Do you remember the bright-colored, shimmering costumes of the ABBA group? The band members recently revealed that the reason they chose this outfit was not only to rivet attention of the fans, but also to reduce their taxes. According to Swedish tax regulations, the costs of workwear were tax exempt.
Not all examples of how taxes affect – or, to be more accurate, cripple – our choices are as shiny as ABBA’s costumes. Yet, people make tax-related choices daily: to save or to consume, to buy housing or to save up for the kids’ education, to work or to live off allowances. If other factors do not count, a lower or higher tax may determine our choices as it is in our nature to seek the most effective solutions.

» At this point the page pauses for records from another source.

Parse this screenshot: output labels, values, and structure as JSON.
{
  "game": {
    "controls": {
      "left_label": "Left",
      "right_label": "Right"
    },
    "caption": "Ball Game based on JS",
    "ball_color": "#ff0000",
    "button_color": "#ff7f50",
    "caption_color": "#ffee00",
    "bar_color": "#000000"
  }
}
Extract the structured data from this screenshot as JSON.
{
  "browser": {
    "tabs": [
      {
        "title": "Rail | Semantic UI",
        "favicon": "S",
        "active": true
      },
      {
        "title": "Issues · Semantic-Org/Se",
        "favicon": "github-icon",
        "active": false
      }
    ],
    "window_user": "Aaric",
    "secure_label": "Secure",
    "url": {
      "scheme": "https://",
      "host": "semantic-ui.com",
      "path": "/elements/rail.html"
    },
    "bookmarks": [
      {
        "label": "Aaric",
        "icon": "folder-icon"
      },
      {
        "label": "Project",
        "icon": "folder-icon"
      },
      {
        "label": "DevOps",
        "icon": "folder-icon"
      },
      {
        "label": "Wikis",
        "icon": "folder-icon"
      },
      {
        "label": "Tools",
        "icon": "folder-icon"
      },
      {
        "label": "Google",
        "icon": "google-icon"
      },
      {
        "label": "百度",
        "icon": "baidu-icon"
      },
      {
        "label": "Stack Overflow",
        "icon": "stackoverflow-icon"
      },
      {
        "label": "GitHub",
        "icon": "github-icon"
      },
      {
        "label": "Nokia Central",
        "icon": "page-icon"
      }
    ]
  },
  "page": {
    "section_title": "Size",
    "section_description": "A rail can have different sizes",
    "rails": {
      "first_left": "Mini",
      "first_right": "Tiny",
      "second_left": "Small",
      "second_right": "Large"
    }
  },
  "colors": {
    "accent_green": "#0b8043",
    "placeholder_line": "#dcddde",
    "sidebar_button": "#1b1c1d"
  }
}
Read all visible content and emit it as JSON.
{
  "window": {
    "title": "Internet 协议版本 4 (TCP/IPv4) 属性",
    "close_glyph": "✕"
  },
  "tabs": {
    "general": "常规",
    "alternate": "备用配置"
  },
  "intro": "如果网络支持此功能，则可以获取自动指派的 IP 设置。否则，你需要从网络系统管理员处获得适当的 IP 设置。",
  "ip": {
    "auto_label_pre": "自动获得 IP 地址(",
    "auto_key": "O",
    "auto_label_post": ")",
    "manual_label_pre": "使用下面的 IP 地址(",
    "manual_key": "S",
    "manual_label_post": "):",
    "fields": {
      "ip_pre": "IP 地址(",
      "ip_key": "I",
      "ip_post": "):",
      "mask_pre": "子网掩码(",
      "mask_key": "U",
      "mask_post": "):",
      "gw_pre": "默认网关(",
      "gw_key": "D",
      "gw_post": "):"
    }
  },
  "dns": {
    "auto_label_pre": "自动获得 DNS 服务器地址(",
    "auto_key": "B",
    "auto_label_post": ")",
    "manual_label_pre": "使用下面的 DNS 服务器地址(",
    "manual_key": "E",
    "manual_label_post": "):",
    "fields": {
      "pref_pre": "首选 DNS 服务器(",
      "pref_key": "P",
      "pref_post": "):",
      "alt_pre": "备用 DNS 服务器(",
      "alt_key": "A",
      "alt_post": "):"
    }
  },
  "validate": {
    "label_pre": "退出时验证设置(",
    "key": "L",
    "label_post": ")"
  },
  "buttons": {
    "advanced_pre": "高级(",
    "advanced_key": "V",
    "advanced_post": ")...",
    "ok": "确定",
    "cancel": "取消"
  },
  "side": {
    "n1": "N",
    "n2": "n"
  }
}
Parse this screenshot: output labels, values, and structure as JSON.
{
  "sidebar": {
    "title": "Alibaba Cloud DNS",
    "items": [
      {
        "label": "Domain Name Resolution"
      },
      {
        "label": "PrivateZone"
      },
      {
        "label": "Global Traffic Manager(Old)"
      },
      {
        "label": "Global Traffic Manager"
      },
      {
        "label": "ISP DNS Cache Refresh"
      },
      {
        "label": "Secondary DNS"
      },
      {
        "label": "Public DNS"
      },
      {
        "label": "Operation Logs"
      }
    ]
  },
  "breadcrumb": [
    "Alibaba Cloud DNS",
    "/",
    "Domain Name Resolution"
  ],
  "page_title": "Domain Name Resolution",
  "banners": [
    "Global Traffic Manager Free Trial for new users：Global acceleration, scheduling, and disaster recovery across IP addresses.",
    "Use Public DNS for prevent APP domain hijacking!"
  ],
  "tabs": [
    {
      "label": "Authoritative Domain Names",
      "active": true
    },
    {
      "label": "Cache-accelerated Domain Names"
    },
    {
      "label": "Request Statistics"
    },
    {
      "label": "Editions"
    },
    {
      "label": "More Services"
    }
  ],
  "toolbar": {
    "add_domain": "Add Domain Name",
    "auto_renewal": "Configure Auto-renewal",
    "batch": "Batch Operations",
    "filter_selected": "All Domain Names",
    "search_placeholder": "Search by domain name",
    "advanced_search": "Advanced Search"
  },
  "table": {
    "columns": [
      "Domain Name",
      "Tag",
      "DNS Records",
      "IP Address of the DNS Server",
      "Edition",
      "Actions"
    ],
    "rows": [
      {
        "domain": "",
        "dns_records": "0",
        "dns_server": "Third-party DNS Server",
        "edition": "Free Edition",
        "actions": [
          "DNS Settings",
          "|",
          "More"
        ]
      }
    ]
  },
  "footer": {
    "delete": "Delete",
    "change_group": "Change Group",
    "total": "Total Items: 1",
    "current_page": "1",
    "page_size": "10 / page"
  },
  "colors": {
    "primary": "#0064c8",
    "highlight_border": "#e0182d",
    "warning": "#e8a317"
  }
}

By distorting choices, taxes affect not only affect individual destinies but also the development of societies and even civilizations. “When we tax,” historian Mr. Charles Adams says, “we are dealing with fire, and without proper control and care, we can easily burn down everything we have built, and our hopes for a better world can go up in smoke.”
Are politicians aware of this danger? Unfortunately, when they discuss taxes, they focus on their very idea, ignoring the enforcement and the impact taxes exert on people’s choices. Lithuania has recently been urged to introduce a sales tax on chips, but its author wants to discuss neither what products would be taxed and at what rate, nor what the implications would be for the industry. The enforcement and consequences of the tax may turn out to be much more important than the original idea as they may actually run counter to the original purpose of the tax. Often as not “spiritual” and “meaningful” taxation ideas collapse when it comes to their realistic appraisal.
A full version of the commentary in Lithuanian: http://www.llri.lt/naujienos/ekonomine-politika/mokesciai-biudzetas/k-leontjeva-mokesciu-nulemti/kaetana-leontjeva